On the afternoon of the 12th April, 1809, the Unicorn followed Lord Cochrane into the road of Isle d’Aix, and there assisted in subduing la Ville de Varsovie, of 80 guns, and l’Aquilon 74. At intervals, as the smoke cleared away. Captain Hardyman observed some of the crew of the former French ship endeavouring to strike her colours, which were evidently entangled at the mizen-peak: the Unicorn’s fire ceased; but the other frigates still kept up a tremendous raking cannonade. Lieutenant Roberts, with instantaneous promptness, took advantage of his captain’s suggestion, pushed off in the gig, boarded la Ville de Varsovie through the lower-deck port abaft the gangway, and, with the coxswain, John Newton, made his way through her crew, at quarters, to the poop. – Finding there an English union-jack amongst a confused heap of flags, dead bodies, and lumber, the coxswain proceeded with it flying in his hand, to the mizen-top-mast head, – a token of submission, and a hint to the British frigates to turn their fire to a more deserving object. The captain of la Ville de Varsovie, and the whole of his officers, then delivered their swords to Lieutenant Roberts, whose mortification must have been very great when he received directions to give them up to the first lieutenant of the Valiant 74, the captain of which ship had by that time taken upon himself the command of the advanced squadron: nor was this the only mortification he had to endure; for he found afterwards that those swords were distributed amongst officers in the squadron, without regard to his prior claim even for one of them. It must be admitted that he earned so trifling a memento, if not more.
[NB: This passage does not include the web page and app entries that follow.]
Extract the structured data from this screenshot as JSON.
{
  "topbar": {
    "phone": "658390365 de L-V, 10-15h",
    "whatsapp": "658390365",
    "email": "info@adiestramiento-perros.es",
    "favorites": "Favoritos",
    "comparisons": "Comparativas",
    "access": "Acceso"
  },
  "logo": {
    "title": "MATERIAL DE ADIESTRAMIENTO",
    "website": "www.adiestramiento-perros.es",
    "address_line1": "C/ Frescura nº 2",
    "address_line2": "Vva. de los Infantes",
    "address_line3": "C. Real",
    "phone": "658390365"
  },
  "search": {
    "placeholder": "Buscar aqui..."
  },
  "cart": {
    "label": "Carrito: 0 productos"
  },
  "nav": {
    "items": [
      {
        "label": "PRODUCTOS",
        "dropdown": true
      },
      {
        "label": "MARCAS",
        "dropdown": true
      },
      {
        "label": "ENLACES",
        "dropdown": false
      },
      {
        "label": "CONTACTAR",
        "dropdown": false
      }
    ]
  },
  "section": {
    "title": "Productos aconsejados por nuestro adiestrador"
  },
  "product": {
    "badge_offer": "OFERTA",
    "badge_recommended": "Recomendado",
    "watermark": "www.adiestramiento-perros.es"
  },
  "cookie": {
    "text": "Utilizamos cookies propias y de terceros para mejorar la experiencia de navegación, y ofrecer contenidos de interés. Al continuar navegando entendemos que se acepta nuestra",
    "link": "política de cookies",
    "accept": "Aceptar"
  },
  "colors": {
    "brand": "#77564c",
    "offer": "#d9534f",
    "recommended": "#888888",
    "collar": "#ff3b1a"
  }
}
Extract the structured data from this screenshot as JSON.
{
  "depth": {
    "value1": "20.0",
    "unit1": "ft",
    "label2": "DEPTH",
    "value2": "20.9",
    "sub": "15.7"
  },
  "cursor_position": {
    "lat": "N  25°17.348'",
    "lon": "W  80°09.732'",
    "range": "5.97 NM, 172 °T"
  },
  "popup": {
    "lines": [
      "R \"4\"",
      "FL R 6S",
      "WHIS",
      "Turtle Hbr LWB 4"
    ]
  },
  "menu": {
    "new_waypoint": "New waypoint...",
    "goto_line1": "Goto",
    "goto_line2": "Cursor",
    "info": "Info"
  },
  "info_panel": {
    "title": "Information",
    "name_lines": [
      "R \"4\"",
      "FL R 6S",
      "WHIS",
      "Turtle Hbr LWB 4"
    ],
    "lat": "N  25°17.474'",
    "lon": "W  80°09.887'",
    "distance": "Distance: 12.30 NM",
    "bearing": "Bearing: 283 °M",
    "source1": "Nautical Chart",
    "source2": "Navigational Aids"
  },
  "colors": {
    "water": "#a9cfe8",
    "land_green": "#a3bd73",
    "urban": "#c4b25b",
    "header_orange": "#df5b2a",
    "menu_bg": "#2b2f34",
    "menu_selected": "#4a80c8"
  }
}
Few persons have served more constantly, and very few have experienced in greater abundance the hard rubs incident to a sea life, than the subject of these Addenda. – The certainty of death, if in our Country’s cause, carries with it a consolation,, and it is met with fortitude: but the dark sanguinary blow of the assassin brings no alleviation; and such was the character of an attempt made upon the life of Lieutenant Roberts, when belonging to the Courageux 74, in 1811. He had been sent on board the United States’ frigate Essex, lying at the entrance of Hamoaze, to claim a deserter; the man in question, a black, not being able to produce an American protection, was unhesitatingly given up, and directed to return with his officer; but this he refused to do, swearing at the same time most vehemently. As he followed Lieutenant Roberts out of the captain’s cabin, he made use of some incoherent expression, seized an axe from among some carpenter’s tools, and made a blow at him: providentially, an American officer, on the opposite side of the half-deck, observed the fellow lay hold of the axe, and with a loud voice called out “Run, Sir, run for your life, run!” The lieutenant’s attention had luckily been drawn to the side of the deck where the officer was, and observing his gestures, indicative of a mind between hope and fear, he sprang forward, ran until he reached the fore-bitts, and then, turning round, found that the black had pursued him as far as the gun before the main-mast, on the breech of which the blood-thirsty wretch very deliberately laid his left hand, and cut it off about the wrist. This man was allowed to proceed to America in the Essex, the commander-in-chief at Plymouth considering that he had punished himself sufficiently. We have never heard of a more wanton attack on the life of an officer, who was but obeying the orders of his superior; nor ever heard of a more astonishing escape.

Captain Roberts’s brother, Thomas, is a commander, R.N. His services will be noticed at the commencement of our next volume.